You are not required to make changes to the records in order to use this statement.The record locks are released when the next commit or rollback statement is issued.create or replace PROCEDURE TABLE_UPDATE AS CURSOR REC_CUR IS SELECT ROWID FROM TEMP_TABLE where ROW_ID IS NULL AND NROW_ID IS NOT NULL; TYPE ROWID_T IS TABLE OF VARCHAR2(50); ROWID_TAB ROWID_T; BEGIN OPEN REC_CUR; LOOP FETCH REC_CUR BULK COLLECT INTO ROWID_TAB LIMIT 5000; EXIT WHEN ROWID_TAB. That said, your code selects and updates the same table.
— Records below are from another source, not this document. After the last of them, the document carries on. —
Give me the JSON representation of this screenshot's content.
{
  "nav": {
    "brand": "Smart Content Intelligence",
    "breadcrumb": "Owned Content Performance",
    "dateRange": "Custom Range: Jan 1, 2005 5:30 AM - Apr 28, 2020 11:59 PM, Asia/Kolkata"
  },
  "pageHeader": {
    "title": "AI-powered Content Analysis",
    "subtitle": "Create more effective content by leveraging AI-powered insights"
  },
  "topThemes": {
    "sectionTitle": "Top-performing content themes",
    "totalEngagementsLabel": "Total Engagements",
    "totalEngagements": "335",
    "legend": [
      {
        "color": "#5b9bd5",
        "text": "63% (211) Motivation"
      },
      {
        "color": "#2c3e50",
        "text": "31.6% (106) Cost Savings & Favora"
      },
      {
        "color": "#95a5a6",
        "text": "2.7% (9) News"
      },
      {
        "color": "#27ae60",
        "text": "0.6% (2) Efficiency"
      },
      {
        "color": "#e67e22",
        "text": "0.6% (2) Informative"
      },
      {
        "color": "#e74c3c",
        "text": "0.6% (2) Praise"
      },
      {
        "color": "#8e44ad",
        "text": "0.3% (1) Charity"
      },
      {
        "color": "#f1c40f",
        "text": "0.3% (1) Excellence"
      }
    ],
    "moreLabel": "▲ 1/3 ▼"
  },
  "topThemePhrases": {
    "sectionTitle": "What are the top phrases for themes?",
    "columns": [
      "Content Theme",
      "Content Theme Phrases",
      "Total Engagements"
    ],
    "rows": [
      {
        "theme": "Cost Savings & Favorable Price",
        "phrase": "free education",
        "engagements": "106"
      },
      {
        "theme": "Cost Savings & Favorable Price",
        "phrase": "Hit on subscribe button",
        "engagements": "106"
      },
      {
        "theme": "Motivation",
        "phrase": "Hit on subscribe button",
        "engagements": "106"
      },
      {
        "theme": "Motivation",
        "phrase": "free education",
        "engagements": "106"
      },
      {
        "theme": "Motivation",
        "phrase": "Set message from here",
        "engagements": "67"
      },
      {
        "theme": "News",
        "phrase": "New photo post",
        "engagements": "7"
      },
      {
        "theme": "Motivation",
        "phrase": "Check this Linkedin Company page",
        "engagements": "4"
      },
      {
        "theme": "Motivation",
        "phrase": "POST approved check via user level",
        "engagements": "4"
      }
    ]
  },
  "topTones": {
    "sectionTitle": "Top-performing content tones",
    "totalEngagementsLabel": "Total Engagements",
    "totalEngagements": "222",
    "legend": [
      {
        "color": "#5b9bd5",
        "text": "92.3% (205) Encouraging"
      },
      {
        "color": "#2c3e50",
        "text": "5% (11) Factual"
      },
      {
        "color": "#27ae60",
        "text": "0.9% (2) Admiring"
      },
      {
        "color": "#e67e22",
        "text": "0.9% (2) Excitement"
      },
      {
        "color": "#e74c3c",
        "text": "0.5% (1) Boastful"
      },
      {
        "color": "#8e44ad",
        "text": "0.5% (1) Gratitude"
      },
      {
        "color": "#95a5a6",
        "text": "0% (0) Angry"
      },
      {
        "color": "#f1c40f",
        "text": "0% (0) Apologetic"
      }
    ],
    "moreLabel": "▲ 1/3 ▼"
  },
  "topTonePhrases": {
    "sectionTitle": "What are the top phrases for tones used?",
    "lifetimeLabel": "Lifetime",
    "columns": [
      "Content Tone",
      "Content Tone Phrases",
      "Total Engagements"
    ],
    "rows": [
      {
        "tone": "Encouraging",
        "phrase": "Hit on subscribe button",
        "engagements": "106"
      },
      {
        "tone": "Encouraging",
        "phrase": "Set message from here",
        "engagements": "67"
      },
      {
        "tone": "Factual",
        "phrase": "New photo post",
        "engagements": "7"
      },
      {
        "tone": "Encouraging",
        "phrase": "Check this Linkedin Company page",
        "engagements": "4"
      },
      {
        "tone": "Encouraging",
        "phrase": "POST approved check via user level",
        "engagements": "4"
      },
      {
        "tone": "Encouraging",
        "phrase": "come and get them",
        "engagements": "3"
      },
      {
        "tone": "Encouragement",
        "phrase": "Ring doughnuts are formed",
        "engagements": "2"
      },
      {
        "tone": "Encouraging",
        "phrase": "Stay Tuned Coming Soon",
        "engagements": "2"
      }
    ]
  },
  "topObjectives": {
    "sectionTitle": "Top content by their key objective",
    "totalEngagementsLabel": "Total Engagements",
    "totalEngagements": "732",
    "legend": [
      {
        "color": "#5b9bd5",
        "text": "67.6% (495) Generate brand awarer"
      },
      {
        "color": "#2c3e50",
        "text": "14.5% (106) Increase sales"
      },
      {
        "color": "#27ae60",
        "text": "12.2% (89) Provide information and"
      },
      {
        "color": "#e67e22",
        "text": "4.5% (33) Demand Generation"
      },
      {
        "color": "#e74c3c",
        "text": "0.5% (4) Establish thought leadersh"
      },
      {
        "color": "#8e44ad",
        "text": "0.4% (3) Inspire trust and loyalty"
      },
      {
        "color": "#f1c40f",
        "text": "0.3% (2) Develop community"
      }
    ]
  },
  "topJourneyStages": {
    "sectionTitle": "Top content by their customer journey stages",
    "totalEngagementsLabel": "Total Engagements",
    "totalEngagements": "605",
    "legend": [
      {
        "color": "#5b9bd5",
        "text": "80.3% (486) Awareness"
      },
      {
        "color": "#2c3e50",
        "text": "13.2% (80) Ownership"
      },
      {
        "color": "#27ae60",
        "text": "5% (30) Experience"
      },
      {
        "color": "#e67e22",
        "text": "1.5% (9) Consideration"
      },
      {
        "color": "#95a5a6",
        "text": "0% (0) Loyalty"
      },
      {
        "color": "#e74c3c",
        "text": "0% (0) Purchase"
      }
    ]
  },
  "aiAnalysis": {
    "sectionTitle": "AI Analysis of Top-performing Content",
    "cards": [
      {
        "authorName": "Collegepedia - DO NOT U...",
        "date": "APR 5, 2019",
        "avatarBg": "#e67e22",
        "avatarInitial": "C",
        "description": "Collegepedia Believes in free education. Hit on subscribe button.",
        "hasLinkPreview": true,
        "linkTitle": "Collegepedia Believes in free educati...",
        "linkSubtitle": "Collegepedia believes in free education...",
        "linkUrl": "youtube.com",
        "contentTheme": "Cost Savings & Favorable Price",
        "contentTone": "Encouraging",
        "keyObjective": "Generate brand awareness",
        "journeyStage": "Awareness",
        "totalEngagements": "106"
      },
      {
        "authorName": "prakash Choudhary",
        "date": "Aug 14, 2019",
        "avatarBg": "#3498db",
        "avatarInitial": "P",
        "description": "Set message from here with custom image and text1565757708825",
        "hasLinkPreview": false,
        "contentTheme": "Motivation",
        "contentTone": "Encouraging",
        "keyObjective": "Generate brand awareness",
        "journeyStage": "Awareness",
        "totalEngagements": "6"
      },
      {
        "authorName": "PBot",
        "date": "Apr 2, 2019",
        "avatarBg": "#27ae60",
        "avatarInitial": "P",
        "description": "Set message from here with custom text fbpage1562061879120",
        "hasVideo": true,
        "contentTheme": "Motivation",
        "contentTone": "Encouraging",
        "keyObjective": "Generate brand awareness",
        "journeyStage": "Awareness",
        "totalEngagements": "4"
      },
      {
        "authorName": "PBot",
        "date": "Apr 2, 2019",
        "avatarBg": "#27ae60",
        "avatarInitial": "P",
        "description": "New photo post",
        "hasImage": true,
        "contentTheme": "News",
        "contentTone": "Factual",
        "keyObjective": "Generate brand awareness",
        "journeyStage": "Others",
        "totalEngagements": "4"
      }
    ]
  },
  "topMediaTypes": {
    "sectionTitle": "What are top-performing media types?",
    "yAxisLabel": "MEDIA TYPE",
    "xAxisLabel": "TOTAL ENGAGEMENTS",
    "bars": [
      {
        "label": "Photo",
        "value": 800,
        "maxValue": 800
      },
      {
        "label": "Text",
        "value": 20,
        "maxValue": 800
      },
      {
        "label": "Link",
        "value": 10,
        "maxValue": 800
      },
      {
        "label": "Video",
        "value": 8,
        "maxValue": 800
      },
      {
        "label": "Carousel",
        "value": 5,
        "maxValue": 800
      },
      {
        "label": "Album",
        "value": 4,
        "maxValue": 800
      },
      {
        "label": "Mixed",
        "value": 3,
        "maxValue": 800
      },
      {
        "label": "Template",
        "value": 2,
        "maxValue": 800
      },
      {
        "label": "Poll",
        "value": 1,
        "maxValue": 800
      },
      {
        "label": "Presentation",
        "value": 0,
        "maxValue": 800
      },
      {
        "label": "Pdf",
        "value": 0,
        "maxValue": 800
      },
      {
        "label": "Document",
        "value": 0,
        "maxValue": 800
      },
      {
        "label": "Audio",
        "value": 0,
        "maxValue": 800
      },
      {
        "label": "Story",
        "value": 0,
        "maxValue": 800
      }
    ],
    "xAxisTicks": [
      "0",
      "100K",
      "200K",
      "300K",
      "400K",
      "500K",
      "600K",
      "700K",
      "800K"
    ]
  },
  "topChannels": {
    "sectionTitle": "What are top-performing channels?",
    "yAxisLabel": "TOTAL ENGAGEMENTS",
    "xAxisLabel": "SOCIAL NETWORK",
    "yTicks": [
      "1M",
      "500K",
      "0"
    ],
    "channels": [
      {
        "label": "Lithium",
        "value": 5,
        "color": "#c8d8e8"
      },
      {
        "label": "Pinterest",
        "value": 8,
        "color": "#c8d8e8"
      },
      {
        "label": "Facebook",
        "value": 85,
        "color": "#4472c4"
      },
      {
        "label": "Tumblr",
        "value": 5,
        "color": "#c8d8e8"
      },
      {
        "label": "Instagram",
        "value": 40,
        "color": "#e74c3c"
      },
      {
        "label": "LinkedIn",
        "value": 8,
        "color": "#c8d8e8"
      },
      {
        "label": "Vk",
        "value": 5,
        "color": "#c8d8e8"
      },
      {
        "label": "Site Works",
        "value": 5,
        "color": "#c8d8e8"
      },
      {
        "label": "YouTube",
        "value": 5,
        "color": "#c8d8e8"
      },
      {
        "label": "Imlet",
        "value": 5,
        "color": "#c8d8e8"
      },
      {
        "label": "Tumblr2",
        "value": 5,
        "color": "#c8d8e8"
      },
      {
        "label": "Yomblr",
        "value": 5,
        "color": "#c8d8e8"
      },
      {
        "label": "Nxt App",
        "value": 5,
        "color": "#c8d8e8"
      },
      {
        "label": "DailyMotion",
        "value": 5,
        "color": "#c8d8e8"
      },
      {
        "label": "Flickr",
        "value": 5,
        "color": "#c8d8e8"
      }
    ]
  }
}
It access rows directly through OS layer that is highly I/O intensive process." Please help whether this update statement can create any performance related problem.From what I understand of the above, it looks like you can do: update temp_table set nrow_id = rowid; Though why you want to set a column to the rowid is beyond me! update (select t.value,s.new_value from t, s where t.value = s.value and s.fld_name = 'A') set t.value = s.new_value This update will fail if s.new_value is not unique.But i have a unuqie key on s.value s.fld_name this means for every t.value i will get exactly one s.new_value.
Let’s take a closer look at these five cursor FOR loop recommendations. This advice may come as something of a shock to you.Since my table is too huge and update will be on many rows(some cases upto millions) I face severe bad performance.Hence I am trying to use a WITH clause during update but I'm hitting error in it. From last few days I came across many situations where I need to update a table based on some analytical function output.Since, my table don't have any primary key I am having limitation on update using SQL and hence I left with the only alternatives of using PL/SQL.He says it’s the easiest way to fetch data, and Oracle Database automatically optimizes it in Oracle Database 10g and above. It’s not so great, however, when the advice is simplistic and results in suboptimal code.